7:32 – 7:34 Speaker hesitation fillers of “errrm” on her sentence before giving out some examples. The speaker asked a question, answered the question and gave examples.



Speaker used hesitation fillers of “errrm” to give people enough time to comprehend what the speaker is trying to convey. She rephrased or defined her answer by coming up with examples to ease the understanding of her point.
10:06 – 10:08 The speaker used the hesitation fillers of “ummm” before stressing on her supporting point about ‘role changes can shape the mind’.



The speaker is using her hesitations to stress an important point. When the speaker used hesitation fillers of “ummm” after saying the body can shape the mind, it shows that she is going to share her second point. Thus, it improves the efficiency and clarity of the speech.


Student 4

Paralinguistic / Non-verbal Feature:  Stress Pattern and Rhythm


Time reference

(1 mark)

Description of Scene

(2 marks)


(2 marks)

0:30 – 0:33 The speaker was stressing on these highlighted words: “Right now, do a little audit of your body.”



The speaker was trying to give instructions to the audience to be aware of their body language at the moment by stressing the word ‘now’, ‘do’, ‘audit’ and ‘body’.


7:07 – 7:08  

Speaker was stressing on these highlighted words: “I really wanted to know.


Speaker was telling the audience what she wanted, therefore these words ‘really’, ‘wanted’ and ‘know’ were stressed.
18:19 – 18:22 The speaker was stressing on these highlighted words: “You have got to participate or else you are going to fail.”



The speaker was telling a story of her friend that was going to fail if she did not participate. Therefore, these words ‘got’, ‘participate’, ‘else’, ‘going’ and ‘fail’.

Student 5

Paralinguistic / Non-verbal Feature:   Intonation
Time reference

(1 mark)

Description of Scene

(2 marks)


(2 marks)

3:41 – 3:44 The speaker made a falling intonation at the end of the question, “What non-verbals am I talking about?

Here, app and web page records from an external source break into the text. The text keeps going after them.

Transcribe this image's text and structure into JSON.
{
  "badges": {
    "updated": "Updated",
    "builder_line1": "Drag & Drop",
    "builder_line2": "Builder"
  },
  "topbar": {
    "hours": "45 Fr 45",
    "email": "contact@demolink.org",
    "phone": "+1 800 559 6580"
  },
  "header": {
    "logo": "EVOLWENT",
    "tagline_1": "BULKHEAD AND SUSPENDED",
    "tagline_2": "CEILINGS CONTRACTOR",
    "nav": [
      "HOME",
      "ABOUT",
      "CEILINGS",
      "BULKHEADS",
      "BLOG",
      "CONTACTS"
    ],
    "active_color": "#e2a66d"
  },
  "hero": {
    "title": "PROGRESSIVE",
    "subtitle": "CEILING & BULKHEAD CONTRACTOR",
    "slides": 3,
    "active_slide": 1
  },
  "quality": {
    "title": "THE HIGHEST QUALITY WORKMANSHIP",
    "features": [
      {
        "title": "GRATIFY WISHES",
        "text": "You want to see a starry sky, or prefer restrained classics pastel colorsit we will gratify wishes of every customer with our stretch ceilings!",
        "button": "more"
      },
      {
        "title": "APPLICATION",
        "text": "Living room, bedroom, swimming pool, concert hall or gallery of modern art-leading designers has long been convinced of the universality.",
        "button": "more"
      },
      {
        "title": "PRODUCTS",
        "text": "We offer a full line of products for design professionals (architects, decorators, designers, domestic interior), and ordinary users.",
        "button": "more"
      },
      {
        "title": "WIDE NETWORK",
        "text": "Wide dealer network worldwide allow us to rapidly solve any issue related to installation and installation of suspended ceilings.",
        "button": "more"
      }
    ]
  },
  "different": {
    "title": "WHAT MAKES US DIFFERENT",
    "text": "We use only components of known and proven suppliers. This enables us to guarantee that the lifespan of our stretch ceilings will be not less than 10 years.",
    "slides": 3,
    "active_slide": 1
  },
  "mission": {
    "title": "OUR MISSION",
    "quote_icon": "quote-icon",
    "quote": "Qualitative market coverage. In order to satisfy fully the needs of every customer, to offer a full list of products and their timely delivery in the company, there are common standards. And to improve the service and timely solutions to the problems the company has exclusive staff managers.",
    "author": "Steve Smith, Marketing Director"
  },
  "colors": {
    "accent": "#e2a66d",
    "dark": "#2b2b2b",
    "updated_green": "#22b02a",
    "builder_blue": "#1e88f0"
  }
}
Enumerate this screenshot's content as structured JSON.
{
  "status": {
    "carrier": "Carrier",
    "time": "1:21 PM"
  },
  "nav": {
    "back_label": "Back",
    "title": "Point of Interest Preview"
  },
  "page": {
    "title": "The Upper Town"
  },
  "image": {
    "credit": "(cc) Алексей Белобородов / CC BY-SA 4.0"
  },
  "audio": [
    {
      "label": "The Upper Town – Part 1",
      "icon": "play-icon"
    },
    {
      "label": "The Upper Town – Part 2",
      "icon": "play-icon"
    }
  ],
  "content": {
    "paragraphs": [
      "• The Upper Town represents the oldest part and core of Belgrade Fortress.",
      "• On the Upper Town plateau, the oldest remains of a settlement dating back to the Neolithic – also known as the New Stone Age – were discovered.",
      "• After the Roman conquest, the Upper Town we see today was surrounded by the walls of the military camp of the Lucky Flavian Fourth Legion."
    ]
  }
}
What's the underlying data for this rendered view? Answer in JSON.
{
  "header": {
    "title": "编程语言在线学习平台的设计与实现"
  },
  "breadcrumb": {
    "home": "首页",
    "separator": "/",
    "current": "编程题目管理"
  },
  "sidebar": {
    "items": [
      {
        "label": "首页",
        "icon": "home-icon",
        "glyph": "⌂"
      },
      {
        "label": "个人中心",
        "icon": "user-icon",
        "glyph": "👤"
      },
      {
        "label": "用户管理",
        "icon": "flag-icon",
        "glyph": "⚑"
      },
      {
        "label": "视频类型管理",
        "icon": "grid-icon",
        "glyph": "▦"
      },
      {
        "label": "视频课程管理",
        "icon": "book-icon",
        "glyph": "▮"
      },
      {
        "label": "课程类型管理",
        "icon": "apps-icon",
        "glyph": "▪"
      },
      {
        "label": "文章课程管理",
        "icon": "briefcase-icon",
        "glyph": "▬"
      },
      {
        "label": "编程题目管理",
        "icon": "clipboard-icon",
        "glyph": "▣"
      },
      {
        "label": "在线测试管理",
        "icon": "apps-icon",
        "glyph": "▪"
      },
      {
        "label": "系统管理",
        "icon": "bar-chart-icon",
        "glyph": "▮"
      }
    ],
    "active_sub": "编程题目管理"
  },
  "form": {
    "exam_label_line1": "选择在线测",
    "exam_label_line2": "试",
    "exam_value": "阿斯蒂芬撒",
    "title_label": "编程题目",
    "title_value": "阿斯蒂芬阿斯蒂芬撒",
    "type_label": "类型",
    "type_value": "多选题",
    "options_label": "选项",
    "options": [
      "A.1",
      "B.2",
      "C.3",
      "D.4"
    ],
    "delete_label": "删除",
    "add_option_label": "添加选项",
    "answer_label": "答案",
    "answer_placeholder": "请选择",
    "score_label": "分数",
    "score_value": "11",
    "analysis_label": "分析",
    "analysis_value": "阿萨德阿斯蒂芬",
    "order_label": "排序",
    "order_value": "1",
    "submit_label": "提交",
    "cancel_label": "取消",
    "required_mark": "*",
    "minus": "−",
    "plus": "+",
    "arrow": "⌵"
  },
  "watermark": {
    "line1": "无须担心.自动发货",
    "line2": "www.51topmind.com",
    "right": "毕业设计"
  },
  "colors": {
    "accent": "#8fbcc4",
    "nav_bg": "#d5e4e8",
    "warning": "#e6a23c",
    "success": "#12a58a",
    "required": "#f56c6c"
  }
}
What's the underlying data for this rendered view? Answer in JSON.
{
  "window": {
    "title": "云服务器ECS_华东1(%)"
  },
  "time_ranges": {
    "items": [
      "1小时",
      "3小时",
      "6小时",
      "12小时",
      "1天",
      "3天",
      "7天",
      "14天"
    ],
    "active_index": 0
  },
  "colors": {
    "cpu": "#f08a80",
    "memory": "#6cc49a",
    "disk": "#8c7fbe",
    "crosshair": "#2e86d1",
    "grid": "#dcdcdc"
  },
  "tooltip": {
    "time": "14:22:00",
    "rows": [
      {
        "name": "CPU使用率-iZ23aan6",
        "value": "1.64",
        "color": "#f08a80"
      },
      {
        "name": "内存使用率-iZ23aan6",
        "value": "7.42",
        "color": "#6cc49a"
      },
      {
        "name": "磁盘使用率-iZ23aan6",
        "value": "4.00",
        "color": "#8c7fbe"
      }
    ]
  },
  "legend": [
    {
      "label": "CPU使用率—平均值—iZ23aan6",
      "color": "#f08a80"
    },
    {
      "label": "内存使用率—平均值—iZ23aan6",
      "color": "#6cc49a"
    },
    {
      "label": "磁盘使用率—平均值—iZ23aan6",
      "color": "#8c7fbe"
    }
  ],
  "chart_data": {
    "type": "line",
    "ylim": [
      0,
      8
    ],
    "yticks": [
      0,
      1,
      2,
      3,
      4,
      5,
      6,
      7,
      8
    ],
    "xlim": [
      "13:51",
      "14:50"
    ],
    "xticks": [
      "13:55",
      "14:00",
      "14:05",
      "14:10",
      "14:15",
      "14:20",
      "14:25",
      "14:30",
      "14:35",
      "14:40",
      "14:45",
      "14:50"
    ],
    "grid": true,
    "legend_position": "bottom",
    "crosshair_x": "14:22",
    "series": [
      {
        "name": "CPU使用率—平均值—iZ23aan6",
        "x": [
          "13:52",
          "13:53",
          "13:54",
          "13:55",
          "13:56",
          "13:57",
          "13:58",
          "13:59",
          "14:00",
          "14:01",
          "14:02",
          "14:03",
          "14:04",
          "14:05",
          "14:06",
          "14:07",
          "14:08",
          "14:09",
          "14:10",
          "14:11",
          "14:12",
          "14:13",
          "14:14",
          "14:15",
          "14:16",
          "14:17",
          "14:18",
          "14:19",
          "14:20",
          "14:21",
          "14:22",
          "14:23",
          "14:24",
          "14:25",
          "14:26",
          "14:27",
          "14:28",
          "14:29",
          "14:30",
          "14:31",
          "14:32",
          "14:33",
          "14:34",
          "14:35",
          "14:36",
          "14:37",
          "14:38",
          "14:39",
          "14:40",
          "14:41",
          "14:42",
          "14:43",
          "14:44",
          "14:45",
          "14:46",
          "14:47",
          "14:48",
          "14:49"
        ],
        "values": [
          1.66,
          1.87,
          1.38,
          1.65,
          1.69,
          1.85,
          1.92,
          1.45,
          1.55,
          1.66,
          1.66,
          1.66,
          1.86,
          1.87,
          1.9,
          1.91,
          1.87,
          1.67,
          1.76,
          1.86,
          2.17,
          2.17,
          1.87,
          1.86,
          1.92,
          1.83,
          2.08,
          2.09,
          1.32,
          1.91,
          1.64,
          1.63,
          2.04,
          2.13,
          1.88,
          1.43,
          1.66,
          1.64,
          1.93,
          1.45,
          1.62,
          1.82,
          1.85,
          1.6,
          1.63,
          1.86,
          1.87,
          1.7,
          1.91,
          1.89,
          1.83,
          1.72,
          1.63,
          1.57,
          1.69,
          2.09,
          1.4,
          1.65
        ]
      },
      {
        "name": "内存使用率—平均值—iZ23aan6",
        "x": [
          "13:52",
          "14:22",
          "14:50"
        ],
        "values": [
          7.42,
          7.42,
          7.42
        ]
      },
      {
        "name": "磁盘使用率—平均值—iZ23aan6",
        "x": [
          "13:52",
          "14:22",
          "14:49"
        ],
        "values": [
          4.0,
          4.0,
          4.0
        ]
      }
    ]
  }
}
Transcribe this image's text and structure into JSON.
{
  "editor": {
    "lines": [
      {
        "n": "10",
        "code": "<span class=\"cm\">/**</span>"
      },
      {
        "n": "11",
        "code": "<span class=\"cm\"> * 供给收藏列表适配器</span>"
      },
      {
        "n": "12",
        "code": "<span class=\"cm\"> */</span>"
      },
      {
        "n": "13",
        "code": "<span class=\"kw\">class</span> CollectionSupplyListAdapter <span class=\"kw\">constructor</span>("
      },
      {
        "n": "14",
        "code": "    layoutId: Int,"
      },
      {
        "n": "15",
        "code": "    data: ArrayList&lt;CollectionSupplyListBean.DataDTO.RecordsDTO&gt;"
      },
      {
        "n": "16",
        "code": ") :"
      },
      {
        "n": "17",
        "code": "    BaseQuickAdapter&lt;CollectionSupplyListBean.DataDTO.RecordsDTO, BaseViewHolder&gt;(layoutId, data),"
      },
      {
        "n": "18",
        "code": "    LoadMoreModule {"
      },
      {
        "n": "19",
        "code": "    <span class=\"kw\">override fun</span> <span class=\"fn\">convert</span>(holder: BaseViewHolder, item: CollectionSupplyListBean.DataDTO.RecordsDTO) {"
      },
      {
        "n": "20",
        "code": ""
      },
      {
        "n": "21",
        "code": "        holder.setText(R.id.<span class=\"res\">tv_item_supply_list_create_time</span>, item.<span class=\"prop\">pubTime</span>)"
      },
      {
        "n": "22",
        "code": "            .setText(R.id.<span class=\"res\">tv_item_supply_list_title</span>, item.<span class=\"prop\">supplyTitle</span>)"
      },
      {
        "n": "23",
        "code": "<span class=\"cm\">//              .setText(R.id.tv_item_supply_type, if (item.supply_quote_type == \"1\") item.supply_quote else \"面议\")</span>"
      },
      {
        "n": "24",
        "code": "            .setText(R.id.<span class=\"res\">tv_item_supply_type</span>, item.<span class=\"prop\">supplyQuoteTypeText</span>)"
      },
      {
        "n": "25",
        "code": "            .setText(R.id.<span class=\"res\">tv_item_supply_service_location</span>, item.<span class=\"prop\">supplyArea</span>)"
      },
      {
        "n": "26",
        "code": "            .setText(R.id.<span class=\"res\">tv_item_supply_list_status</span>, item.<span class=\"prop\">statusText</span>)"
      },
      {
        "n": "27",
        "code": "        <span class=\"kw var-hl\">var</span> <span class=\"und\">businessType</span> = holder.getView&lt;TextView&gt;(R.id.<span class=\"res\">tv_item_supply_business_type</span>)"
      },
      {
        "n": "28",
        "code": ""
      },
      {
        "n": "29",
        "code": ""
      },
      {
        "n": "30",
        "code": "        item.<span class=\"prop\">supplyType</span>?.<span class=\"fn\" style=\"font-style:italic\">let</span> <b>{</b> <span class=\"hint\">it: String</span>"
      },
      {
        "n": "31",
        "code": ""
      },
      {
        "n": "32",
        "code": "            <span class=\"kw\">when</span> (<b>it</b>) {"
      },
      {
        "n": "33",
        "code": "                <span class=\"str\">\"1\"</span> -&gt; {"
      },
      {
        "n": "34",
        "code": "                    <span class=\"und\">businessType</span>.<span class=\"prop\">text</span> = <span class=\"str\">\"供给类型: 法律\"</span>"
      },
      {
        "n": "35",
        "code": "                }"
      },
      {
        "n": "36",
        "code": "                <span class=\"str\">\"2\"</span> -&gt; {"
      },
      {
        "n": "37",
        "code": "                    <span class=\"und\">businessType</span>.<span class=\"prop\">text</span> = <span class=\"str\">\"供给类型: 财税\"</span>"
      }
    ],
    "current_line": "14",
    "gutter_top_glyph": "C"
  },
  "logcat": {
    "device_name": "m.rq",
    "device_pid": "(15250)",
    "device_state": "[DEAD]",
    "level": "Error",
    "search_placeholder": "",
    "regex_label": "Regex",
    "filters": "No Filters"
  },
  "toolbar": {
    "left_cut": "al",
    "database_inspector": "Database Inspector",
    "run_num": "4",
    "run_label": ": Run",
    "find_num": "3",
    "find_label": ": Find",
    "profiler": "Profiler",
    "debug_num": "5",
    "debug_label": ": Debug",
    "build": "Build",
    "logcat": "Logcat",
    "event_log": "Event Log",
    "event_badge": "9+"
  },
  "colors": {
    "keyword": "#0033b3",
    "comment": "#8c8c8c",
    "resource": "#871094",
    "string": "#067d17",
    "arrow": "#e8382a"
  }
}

This falling intonation at the end of the sentence is used for wh-questions.
6:09 – 6:13 Speaker made a rising intonation with the word “surprised” in this sentence: “One, you’re not going be surprised, it seems to be related to gender” The rising intonation at the word “surprised” is used to indicate the speaker’s sentence isn’t finished yet. The speaker then continued by saying that the result is related to gender.
11:26 – 11:28 The speaker did a falling-rising intonation with the word “gamble” in the sentence: “and then we give them an opportunity to gamble”.


And, the falling-rising intonation is used to make a question-like statement that shows that she’s asking for confirmation from the audience even though she has an idea that everyone understands the word “gamble”